The interface for the shopping app that turns every salesperson into a star.

The Canadian Company Who Has Created a BFF Shopping App With a Human Touch

If you go into a store and the sales clerk knows what you love and hate and what you've bought before, she's not a mindreader. She's just good at her job and she's probably using Tulip.

“Could Tulip prevent a Narcos: Mexico-like retail mishap from happening?” I asked. “A what?” laughed Ali Asaria, the CEO of Tulip, a Toronto-based mobile IOS app designed to help sales folk make your IRL shopping experience better. Asaria had just joined our conversation, as he was busy working the company’s booth at the recent National Retail Federation trade show in New York City. I gave him a quick recap of the scene where Gallardo, a drug lord, takes a little karmic hit when a sales associate in a luxury jewellery store asks his wife if she’s enjoying her new watch. The hitch: He didn’t buy it for her. Busted. “Oops!” laughed Asaria. “I have heard that this can be a real challenge. We can help our clients represent customer information in certain ways.”

That’s a delicate way to say that his clients—Chanel, Mulberry, David Yurman, De Beers Jewellers, Veronica Beard, Coach, Saks Fifth Avenue, Kate Spade, Michael Kors and Bonobos to name a few—can decide what sensitive and relevant information a sales associate needs to know while working with a customer. But not every sales associate has access to all profiles. “This is especially important with celebrities,” explained Saira Zia, a retail excellence consultant with Tulip. “You can’t have Kanye West’s profile open to everyone!” For us average shoppers, who aren’t celebs or the mistresses of drug lords, the Tulip app can help make us feel like we’re getting A-list treatment because when we walk into the store, the associates can interact with us like we’re shopping BFFs. They’ll either create a profile or tap into an existing one on the iPad they’re carrying and, voila, they’ll know our size, what we’ve bought in the past (either in a store or online), what we love and what we hate based on our past shopping behaviours. If we express an interest in an item while we’re chatting, they can discreetly send a message to a “runner” to go and retrieve it. If we love it, we can buy it from them on the spot, thus avoiding any annoying lineups at the cash register. If they don’t have what we’re looking for—or, like Bonobos, they only “showroom” their items—they can instantly find the item online for us to order and have it sent to our home. The feature is aptly called the “endless aisle,” and it’s been a hit with their clients. “At the Bonobos stores that use Tulip, they’ve noticed a 12% increase in average sales,” explained Zia. “At Michael Kors, they’ve doubled their endless aisle sales. It’s been huge for them.”
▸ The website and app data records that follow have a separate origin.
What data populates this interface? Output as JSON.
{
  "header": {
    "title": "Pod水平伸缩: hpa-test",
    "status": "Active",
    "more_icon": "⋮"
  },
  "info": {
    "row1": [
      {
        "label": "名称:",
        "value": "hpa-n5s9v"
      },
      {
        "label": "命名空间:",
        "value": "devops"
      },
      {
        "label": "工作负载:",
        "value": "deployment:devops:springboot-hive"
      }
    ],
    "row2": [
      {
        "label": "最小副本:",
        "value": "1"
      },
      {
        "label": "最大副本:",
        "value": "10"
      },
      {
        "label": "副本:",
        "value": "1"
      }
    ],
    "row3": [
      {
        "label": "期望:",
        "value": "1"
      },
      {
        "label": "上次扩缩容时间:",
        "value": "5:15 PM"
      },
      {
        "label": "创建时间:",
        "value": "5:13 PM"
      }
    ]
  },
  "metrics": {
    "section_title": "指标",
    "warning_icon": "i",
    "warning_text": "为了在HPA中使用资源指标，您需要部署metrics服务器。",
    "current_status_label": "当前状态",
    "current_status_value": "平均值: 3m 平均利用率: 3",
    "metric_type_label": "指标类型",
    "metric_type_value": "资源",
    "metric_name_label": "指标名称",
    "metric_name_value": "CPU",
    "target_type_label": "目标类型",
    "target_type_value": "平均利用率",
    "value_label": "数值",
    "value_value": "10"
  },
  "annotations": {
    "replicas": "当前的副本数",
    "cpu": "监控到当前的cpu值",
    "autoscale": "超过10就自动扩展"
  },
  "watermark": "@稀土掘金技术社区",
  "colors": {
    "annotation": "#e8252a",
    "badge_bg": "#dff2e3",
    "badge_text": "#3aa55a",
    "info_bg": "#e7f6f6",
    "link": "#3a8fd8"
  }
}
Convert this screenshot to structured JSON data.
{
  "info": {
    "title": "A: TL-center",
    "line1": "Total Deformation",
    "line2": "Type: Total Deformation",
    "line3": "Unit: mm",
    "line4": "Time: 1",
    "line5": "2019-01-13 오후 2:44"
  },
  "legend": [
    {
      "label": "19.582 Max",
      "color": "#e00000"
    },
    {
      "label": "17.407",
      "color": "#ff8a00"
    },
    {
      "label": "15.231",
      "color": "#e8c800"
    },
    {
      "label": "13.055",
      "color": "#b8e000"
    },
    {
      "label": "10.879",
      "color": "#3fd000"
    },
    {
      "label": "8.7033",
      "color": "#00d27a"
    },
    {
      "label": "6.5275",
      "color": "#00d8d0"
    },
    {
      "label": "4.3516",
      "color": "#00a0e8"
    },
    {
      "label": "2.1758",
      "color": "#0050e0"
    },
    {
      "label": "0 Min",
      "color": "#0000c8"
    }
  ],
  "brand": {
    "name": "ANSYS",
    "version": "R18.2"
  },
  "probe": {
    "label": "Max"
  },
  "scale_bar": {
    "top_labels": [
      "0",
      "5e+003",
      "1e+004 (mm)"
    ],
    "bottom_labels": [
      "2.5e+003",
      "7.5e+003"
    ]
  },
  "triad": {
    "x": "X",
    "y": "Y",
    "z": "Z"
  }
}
A few days later, we may even get an email from them thanking us for coming in and perhaps suggesting some other items we might be interested in based on our profile (e.g., this client loves new handbags in red leather with gold embellishments and she has a significant birthday coming up next month). While you may think they’re reaching out because you’re so unforgettable—which could totally be the case—it’s likely because the Tulip app has sent them a reminder to follow up with a note. The upside: It’s got the timeliness of a chat bot, but it’s a real letter versus a canned message from a machine. “We believe that there is a resurgence in retail, and it’s coming from a desire to have more human-to-human interaction instead of just digital,” explained Asaria, who was also the 19-year-old mastermind behind BlackBerry’s wildly addictive Brick Breaker. “Tulip wants to be a part of that.” So, as it turns out, Asaria has gone from breaking bricks to being a bricks-and-mortar champion.



More Style